Research in the Tarleton laboratory focuses on the immunology and
pathogenesis of Trypanosoma cruzi infection and the resulting disease
syndrome known as Chagas disease. T. cruzi is a protozoan parasite that infects approximately 18 million people in Latin America with 90 million more at risk of infection. Chagas disease is the single most common cause of congestive heart failure and sudden death in the world and the leading cause of death among young-to-middle-age adults in endemic areas of South America . There are no vaccines for prevention of T. cruzi infection and current chemotherapeutic regimens are of limited efficacy.
T. cruzi is a blood-borne parasite with an extracellular non-replicative trypomastigote stage that circulates throughout the body and an obligate intracellular stage capable of replication within a variety of types of host cells. Soon after invasion of host cells, the trypomastigotes move from the phagolysosome into the host cell cytoplasm during their differentiation into amastigote forms. Within the host cell, the amastigotes undergo a series of divisions resulting in the production of 500 or more progeny from a single invading parasite over the span of 4-5 days. Amastigotes then convert back into trypomastigotes and are released from the host cell, resulting in that cell's destruction, and repeat the cycle of invasion, replication and release. Although the host immune response generally limits the parasite load, there is scant evidence that humans or other mammals can completely clear the infection.

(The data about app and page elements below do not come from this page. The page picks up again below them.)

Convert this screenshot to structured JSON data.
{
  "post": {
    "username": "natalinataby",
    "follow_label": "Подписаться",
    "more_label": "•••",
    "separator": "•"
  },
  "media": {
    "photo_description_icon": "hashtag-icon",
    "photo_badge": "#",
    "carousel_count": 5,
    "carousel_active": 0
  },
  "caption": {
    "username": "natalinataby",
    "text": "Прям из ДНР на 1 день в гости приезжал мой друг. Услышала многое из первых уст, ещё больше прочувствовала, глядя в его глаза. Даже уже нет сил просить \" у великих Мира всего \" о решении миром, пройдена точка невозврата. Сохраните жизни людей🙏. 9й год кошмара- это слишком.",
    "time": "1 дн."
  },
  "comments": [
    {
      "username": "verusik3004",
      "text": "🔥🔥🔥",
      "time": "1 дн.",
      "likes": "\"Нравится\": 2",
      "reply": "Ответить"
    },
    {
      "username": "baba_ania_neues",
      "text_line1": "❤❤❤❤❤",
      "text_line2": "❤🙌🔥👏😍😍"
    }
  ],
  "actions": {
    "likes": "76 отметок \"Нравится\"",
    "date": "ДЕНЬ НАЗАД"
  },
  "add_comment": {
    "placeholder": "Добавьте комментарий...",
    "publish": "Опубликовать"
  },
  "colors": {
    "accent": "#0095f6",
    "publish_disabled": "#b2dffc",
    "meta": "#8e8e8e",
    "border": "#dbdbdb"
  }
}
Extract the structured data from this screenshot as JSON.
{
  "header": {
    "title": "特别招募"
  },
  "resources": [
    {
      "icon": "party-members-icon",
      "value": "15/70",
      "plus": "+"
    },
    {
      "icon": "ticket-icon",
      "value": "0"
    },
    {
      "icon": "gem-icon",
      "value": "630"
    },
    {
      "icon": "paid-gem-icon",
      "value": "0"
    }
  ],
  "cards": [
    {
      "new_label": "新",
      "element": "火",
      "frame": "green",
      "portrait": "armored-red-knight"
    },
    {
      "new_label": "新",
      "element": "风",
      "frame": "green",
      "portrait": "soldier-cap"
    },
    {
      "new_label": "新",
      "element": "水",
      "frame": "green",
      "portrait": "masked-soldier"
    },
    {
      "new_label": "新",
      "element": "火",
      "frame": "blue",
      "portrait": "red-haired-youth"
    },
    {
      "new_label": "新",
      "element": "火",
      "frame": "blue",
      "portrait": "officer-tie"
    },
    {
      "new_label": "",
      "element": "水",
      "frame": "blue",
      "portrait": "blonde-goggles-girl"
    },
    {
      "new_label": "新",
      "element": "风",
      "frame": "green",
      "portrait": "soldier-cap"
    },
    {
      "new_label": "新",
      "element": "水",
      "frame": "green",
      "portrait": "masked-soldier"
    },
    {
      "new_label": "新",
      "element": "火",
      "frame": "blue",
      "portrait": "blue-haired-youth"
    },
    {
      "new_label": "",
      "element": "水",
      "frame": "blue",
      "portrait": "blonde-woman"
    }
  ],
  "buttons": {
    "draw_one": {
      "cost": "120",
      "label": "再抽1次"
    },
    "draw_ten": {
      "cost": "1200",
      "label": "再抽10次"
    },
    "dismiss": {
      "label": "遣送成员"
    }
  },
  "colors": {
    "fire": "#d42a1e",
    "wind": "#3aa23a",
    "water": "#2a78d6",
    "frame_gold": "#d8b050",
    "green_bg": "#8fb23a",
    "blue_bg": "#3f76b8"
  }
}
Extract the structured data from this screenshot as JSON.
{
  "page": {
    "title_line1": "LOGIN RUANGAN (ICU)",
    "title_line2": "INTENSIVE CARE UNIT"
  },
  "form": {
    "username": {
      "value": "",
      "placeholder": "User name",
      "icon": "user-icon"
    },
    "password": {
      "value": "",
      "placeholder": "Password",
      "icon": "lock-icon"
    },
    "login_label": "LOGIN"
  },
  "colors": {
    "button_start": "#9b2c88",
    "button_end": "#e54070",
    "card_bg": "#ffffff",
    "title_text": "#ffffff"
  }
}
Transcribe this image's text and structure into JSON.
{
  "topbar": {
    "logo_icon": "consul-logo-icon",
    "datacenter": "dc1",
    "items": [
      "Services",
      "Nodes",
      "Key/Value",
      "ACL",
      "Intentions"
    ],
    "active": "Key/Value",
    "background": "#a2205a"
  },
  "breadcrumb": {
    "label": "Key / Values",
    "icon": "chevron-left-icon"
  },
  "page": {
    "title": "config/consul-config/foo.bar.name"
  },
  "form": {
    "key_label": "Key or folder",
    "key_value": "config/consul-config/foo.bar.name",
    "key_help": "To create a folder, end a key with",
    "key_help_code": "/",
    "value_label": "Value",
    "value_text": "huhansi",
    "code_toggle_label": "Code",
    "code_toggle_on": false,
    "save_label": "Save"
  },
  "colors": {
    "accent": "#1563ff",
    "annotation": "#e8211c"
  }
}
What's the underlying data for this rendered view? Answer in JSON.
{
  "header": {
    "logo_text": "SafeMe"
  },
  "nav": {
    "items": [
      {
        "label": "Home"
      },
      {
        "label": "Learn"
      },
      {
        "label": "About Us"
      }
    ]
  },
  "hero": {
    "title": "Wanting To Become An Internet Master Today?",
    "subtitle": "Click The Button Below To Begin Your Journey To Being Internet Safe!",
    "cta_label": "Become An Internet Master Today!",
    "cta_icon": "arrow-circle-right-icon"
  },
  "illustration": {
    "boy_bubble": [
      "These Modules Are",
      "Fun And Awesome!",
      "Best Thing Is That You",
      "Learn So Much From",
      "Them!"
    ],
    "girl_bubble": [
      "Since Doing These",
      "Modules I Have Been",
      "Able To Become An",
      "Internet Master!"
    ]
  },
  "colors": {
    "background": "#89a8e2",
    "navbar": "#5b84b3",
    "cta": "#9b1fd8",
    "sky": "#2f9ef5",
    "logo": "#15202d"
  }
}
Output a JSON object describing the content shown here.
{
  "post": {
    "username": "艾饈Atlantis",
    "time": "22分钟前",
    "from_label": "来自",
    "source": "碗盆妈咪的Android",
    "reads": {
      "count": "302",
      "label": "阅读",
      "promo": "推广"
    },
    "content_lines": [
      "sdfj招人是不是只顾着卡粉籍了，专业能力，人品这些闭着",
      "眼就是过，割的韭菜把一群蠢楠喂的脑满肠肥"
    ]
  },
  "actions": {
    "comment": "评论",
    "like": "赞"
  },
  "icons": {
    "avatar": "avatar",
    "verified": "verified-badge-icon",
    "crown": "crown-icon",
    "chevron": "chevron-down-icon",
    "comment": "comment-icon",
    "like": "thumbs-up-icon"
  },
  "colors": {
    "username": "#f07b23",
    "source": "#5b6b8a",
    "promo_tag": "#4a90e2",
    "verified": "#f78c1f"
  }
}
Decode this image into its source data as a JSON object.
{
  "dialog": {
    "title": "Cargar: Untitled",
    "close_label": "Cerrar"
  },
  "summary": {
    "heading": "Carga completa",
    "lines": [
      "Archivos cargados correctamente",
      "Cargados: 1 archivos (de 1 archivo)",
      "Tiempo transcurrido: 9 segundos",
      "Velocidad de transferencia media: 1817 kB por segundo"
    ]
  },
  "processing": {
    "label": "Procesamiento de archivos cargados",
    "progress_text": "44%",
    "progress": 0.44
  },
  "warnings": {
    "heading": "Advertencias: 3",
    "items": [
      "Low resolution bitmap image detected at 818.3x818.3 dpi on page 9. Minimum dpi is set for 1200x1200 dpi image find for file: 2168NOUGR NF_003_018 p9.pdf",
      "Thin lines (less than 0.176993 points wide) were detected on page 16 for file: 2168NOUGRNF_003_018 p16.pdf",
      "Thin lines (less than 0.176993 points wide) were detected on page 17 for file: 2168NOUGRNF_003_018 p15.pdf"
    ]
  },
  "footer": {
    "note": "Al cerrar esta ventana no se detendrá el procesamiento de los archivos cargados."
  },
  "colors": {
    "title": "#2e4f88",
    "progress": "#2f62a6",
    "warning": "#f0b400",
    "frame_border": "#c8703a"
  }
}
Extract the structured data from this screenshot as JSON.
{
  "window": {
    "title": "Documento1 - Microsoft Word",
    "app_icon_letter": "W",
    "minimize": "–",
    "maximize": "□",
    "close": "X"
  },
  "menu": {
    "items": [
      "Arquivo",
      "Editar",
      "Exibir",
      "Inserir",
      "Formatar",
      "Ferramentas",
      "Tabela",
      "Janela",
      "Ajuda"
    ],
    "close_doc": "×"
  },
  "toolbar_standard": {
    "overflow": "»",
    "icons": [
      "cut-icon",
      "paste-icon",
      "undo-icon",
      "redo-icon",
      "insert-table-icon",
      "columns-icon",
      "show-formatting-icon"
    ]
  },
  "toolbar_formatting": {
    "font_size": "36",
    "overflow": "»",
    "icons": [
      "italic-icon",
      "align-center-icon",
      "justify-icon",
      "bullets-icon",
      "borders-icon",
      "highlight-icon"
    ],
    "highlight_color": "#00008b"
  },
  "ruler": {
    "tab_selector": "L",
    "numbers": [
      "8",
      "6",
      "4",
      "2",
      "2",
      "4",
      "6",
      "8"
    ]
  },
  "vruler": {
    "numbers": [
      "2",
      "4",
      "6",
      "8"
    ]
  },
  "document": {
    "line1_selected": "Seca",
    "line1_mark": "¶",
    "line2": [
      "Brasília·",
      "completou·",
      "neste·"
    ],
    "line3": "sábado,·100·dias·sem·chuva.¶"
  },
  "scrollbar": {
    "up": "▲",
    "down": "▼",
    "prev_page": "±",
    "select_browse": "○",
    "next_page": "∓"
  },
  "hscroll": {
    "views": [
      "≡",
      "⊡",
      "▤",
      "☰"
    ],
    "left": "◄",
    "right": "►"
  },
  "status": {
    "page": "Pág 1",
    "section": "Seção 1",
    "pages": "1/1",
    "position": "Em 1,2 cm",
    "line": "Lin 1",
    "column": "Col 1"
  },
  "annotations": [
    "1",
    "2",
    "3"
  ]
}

Three broad questions are being addressed by the research in the Tarleton lab: 1) How is immune control initiated and maintained during the infection, 2) How does T. cruzi manage to avoid immune clearance and maintain an infection for decades in hosts, and 3) What is the relationship between immunity, parasite persistence, and disease development? The ultimate goals of these investigations are to provide insights into the immunologic basis of parasite control and pathogenesis in T. cruzi infection and to use this information to design methods for prevention of infection or intervention in chronic disease.